--- Problem description ---
The full set of entries is to be returned word for word.
::: Input material :::
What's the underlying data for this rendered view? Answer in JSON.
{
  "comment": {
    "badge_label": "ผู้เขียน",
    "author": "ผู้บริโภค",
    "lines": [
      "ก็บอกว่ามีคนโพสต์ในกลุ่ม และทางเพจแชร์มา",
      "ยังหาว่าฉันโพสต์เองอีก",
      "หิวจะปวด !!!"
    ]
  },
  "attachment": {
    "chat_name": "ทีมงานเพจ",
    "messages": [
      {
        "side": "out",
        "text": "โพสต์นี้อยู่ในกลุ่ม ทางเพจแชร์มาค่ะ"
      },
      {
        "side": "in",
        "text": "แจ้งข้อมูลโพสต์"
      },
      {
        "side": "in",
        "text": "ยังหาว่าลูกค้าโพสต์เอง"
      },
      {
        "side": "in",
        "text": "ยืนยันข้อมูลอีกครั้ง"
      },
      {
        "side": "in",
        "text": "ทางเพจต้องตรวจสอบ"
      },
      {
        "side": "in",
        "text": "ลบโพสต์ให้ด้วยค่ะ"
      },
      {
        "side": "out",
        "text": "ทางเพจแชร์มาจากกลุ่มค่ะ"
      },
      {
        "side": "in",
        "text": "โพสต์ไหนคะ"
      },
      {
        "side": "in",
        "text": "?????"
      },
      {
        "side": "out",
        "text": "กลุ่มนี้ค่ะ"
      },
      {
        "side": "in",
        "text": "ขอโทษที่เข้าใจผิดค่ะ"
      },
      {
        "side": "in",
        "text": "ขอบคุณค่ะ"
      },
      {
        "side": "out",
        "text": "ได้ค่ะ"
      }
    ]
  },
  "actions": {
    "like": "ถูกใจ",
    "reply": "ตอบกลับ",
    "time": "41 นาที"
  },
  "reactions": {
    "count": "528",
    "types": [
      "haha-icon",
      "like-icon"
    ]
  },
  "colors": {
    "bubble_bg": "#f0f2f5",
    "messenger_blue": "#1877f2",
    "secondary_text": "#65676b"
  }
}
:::
--- Exercise result ---
What's the underlying data for this rendered view? Answer in JSON.
{
  "comment": {
    "badge_label": "ผู้เขียน",
    "author": "ผู้บริโภค",
    "lines": [
      "ก็บอกว่ามีคนโพสต์ในกลุ่ม และทางเพจแชร์มา",
      "ยังหาว่าฉันโพสต์เองอีก",
      "หิวจะปวด !!!"
    ]
  },
  "attachment": {
    "chat_name": "ทีมงานเพจ",
    "messages": [
      {
        "side": "out",
        "text": "โพสต์นี้อยู่ในกลุ่ม ทางเพจแชร์มาค่ะ"
      },
      {
        "side": "in",
        "text": "แจ้งข้อมูลโพสต์"
      },
      {
        "side": "in",
        "text": "ยังหาว่าลูกค้าโพสต์เอง"
      },
      {
        "side": "in",
        "text": "ยืนยันข้อมูลอีกครั้ง"
      },
      {
        "side": "in",
        "text": "ทางเพจต้องตรวจสอบ"
      },
      {
        "side": "in",
        "text": "ลบโพสต์ให้ด้วยค่ะ"
      },
      {
        "side": "out",
        "text": "ทางเพจแชร์มาจากกลุ่มค่ะ"
      },
      {
        "side": "in",
        "text": "โพสต์ไหนคะ"
      },
      {
        "side": "in",
        "text": "?????"
      },
      {
        "side": "out",
        "text": "กลุ่มนี้ค่ะ"
      },
      {
        "side": "in",
        "text": "ขอโทษที่เข้าใจผิดค่ะ"
      },
      {
        "side": "in",
        "text": "ขอบคุณค่ะ"
      },
      {
        "side": "out",
        "text": "ได้ค่ะ"
      }
    ]
  },
  "actions": {
    "like": "ถูกใจ",
    "reply": "ตอบกลับ",
    "time": "41 นาที"
  },
  "reactions": {
    "count": "528",
    "types": [
      "haha-icon",
      "like-icon"
    ]
  },
  "colors": {
    "bubble_bg": "#f0f2f5",
    "messenger_blue": "#1877f2",
    "secondary_text": "#65676b"
  }
}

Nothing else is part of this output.